Contemporary newspaper accounts of the 1811-1812 Mississippi Valley earthquake sequence are used to construct a generalized isoseismal map of the first of three principal shocks of the sequence, that of December 16, 1811. The map is characterized by an unusually large felt area, with MM intensities of V as far away as the southeast Atlantic coastal area.
By correlating the isoseismal map with that of recent earthquakes for which ground motion data are available, the body-wave magnitude of the December 16, 1811 earthquake is estimated to be 7.2. The other principal shocks, on January 23, 1812 and February 7, 1812, had estimated mb values of 7.1 and 7.4, respectively. The total energy released by the principal shocks and their larger-magnitude aftershocks is estimated to be equivalent to that of an mb = 7.5 (or Ms = 8.0) earthquake.
The anomalously large areas of damage and of perceptibility of the principal shocks result from both the surficial geological conditions of the Mississippi Valley and the relatively low attenuation of surface-wave energy in eastern North America.
Estimates of the vertical component of ground motion, for an earthquake of mb = 7.2 occurring in eastern North America, are given.
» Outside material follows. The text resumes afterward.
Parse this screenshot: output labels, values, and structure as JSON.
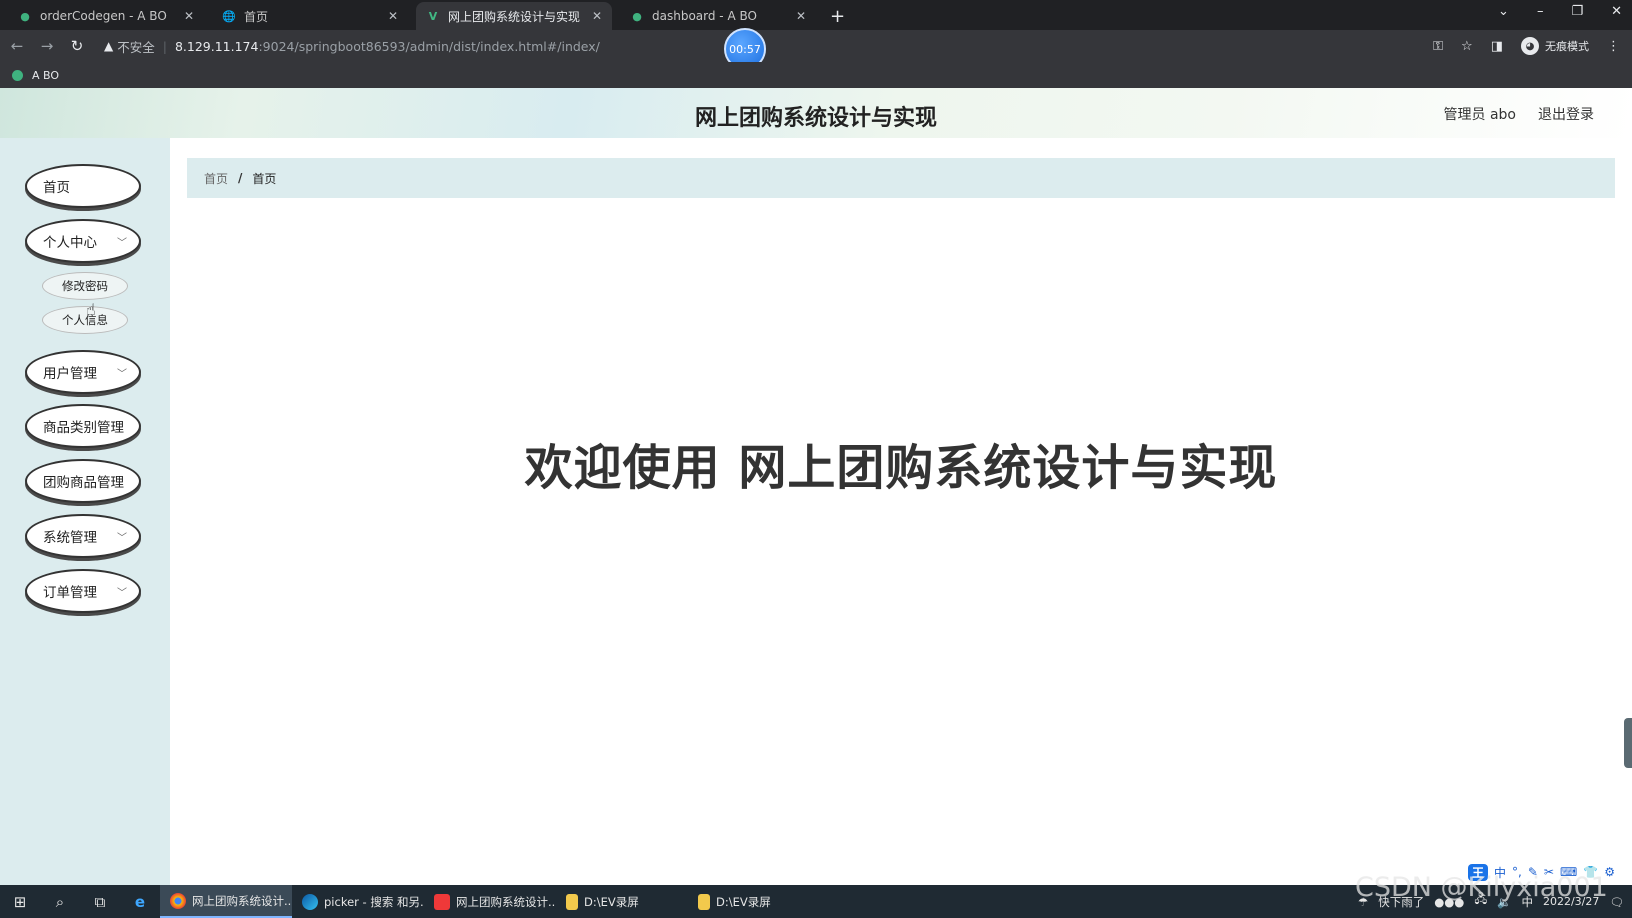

These include values for particle velocity, displacement, and acceleration at frequencies of about 3, 1 and 0.3 Hz.